Hydrogen peroxide (H2O2) is one of the metabolic end products present in exhaled breath. High levels of H2O2 found in breath condensate are an indicator of airway inflammation and could be used for monitoring the condition of patients with chronic obstructive pulmonary disease. However, sampling conditions such as breath temperature, condensing temperature, flow rate and collection time can affect the intrinsic properties of H2O2 - its solubility, volatility, and decomposition rate. Sudden decreases to H2O2 concentration may be due to the sampling conditions instead of the patient's health status. The decomposition rate and Henry's law constant for saturated H2O 2 vapor (RH > 95%) within 22-42 °C, which correlates to room temperature and range of human breath temperatures, are needed for better understanding and standardization of breath collection. In this study, we determined the effects of initial H2O2 concentration, temperature, and sampling time on the decomposition rate by comparing electrochemical measurements of H2O2 in simulated breath samples. The experimental results showed the decomposition rate of H 2O2 increased as the breath temperature and sampling time increased and the solubility of H2O2 increased with increasing flow rate and condensing temperature during sampling. Prediction models for H2O2 sensing in exhaled breath sample were developed that could be used in the standardization of exhaled breath condensate collection.
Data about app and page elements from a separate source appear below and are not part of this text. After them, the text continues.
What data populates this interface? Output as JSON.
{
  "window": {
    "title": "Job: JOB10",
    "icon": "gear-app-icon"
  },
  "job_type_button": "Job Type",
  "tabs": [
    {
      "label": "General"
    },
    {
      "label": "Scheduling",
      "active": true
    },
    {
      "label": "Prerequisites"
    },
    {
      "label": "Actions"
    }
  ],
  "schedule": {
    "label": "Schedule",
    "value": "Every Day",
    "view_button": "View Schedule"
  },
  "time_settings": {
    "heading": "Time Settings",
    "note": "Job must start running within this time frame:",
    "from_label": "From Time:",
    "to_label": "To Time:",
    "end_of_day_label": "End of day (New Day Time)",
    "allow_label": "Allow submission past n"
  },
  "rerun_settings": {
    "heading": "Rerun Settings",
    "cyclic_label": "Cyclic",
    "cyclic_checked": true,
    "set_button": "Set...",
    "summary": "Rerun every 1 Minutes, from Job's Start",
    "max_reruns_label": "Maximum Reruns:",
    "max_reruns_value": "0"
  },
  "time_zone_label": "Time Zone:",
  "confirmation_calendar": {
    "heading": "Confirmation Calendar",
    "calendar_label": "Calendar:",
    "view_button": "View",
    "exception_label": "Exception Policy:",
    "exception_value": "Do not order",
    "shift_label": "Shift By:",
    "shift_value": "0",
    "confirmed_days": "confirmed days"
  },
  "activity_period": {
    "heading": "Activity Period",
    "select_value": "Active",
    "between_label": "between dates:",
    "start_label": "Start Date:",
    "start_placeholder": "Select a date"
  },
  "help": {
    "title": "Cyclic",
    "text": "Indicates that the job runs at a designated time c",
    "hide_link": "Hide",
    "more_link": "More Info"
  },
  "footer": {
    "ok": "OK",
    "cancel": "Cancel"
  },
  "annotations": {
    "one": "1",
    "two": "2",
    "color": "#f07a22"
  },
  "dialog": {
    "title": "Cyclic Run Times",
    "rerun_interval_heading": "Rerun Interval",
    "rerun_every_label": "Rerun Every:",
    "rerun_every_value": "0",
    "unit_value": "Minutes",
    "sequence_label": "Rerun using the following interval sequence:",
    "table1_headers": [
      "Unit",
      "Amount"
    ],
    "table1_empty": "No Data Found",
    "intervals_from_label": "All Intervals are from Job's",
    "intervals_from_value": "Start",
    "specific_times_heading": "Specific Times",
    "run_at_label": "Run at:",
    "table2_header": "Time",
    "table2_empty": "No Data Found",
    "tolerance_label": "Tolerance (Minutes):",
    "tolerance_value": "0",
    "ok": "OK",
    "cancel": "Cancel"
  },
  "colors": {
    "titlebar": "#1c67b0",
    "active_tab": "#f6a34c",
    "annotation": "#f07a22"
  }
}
These experimental findings need to be further verified with human/animal breath samples.
ASJC Scopus subject areas
- Pulmonary and Respiratory Medicine